“This tactic, known as ‘watering holes,’ features attackers compromising websites in the hopes of distributing malware to a target demographic,” Mathews explains. “For example, a local cafe website may be compromised, with the attackers embedding threats in the downloadable menu, or email alerts regarding a takeout order. Beyond implementation of the proper WAF and email security tools, it’s imperative to conduct training and nurture employee awareness of phishing threats, particularly on frequently visited sites.”

An advanced persistent threat is the long &#39;con&#39; that can pay off, big-time<br/>

“There are too many types of malware to count, so let's focus on the advanced persistent threats (APTs),” Mathews says. “When successful, these attacks allow a criminal to spy on a company for a long period of time. With some research, the attacker can find the data that is most critical to operations. Once an attacker has made that determination, they can copy the data and destroy the original copies on the network.

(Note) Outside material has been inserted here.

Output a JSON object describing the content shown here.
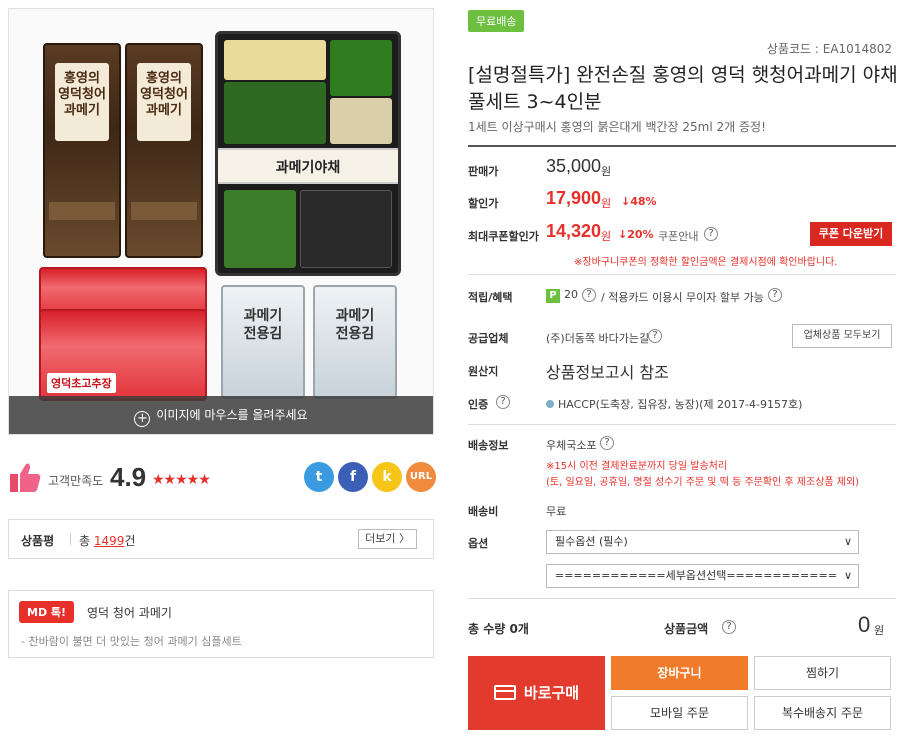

It’s important to track, update and clean your backup.”

Not everyone can implement the same security measures from the office, onto their home networks<br/>

“The modern workforce has embraced the ability to work anywhere, from any device, at anytime,” Mathews notes. “While this is convenient, those mobile devices and external networks are not always secured to the same corporate degree as the office. Mobile devices and wearables are everywhere in the network, and employees continue to resist any effort to apply corporate security to their personal devices. This makes any devices connected to a corporate network an opportune target for an attacker.”